"I've been talked to by a lot of guys on our team, and the coaching staff," Marchand said. "It is tough. The refs are trying to key in on it and make sure guys don't do a lot of it, on both sides. There is a time to do it and a time not to do it.

"I think it's just going to be a timing factor. They have a lot of guys over there who play the same kind of role. You want to try to use that to your advantage and try to get them off their game, but they're pretty good at it, too. If you let them get the better of you, you don't want to be the one taking penalties."

Instead of using his mouth to anger the Flyers, he used his stick. He drew an assist on linemate Mark Recchi's goal early in the second that made it 3-1, and late in the period he was standing just off the right post when the rebound of Bergeron's tip came right to him and he lifted it under the crossbar.
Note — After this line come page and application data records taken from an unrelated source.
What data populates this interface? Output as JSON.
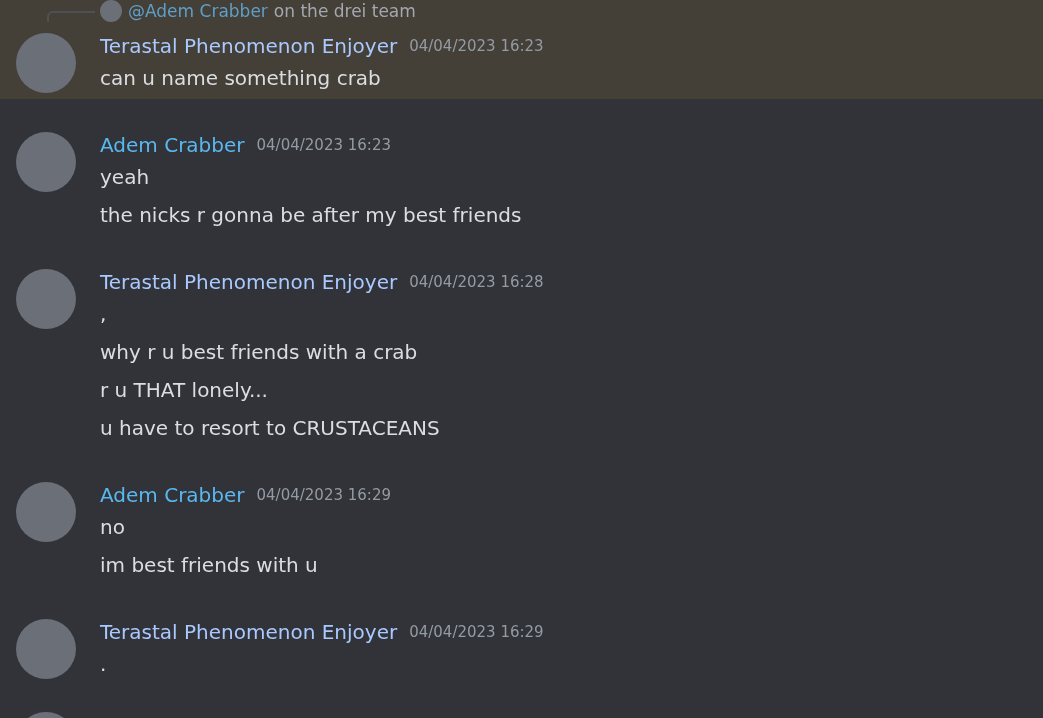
{
  "messages": [
    {
      "kind": "full",
      "author": "Terastal Phenomenon Enjoyer",
      "color": "#a9c9ff",
      "timestamp": "04/04/2023 16:23",
      "highlighted": true,
      "reply": {
        "mention": "@Adem Crabber",
        "color": "#5f9fc7",
        "text": "on the drei team"
      },
      "lines": [
        "can u name something crab"
      ]
    },
    {
      "kind": "full",
      "author": "Adem Crabber",
      "color": "#5ab8ef",
      "timestamp": "04/04/2023 16:23",
      "highlighted": false,
      "lines": [
        "yeah",
        "the nicks r gonna be after my best friends"
      ]
    },
    {
      "kind": "full",
      "author": "Terastal Phenomenon Enjoyer",
      "color": "#a9c9ff",
      "timestamp": "04/04/2023 16:28",
      "highlighted": false,
      "lines": [
        ",",
        "why r u best friends with a crab",
        "r u THAT lonely...",
        "u have to resort to CRUSTACEANS"
      ]
    },
    {
      "kind": "full",
      "author": "Adem Crabber",
      "color": "#5ab8ef",
      "timestamp": "04/04/2023 16:29",
      "highlighted": false,
      "lines": [
        "no",
        "im best friends with u"
      ]
    },
    {
      "kind": "full",
      "author": "Terastal Phenomenon Enjoyer",
      "color": "#a9c9ff",
      "timestamp": "04/04/2023 16:29",
      "highlighted": false,
      "lines": [
        "."
      ]
    },
    {
      "kind": "partial",
      "highlighted": false
    }
  ]
}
Then late in the third, after the Flyers scored to cut the Bruins' lead to 5-3, he turned a Matt Carle turnover into his third goal of the postseason.

The line of Bergeron, Marchand and Recchi is expected to play a more defensive role in this series; their offensive contribution was a welcome addition.

"I think that we definitely have to play a shut-down role," Marchand said. "Same time ... we're very happy any time we chip in. We're expected to. Tonight was one of those nights we were happy with the success."

Marchand was a solid contributor in the opening round  as well – he had a goal and 4 assists in Boston's seven-game win against Montreal.

"He's been great," Bergeron said. "He was great against Montreal and tonight he was really good."

Bruins coach Claude Julien has been pleased by what he's seen from Marchand in all aspects of the game.

"Brad has gotten much better," he said. "We're going to stand here and say there's always room for improvement, but he's been so much better at being able to ride that fine line. He's one of those guys that can be a pest, but he's also a very good hockey player. We need him as much on the ice as anything else. But you never want to take away one of the things he does well. You've got to let him do it and as long as he doesn't cross the line I have no issues with that."

Marchand said he didn't do a lot of talking during Game 1, but he's fairly sure that will change as the series goes on.

“You want to stir the pot and get them going," he said. "Tonight I wasn't doing a ton (but) we'll see how the series goes on. … I think we're going to see more of it as the series goes on just because it's going to be an emotional series."

Contact Adam Kimelman at akimelman@nhl.com. Follow him on Twitter: @NHLAdamK
Quote of the Day

It was the look in his eyes. Hockey is the most important thing in his life. He wants to be a hockey player, and nothing's going to stop him from being a hockey player.

— Canadiens general manager Marc Bergevin on forward Alex Galchenyuk's potential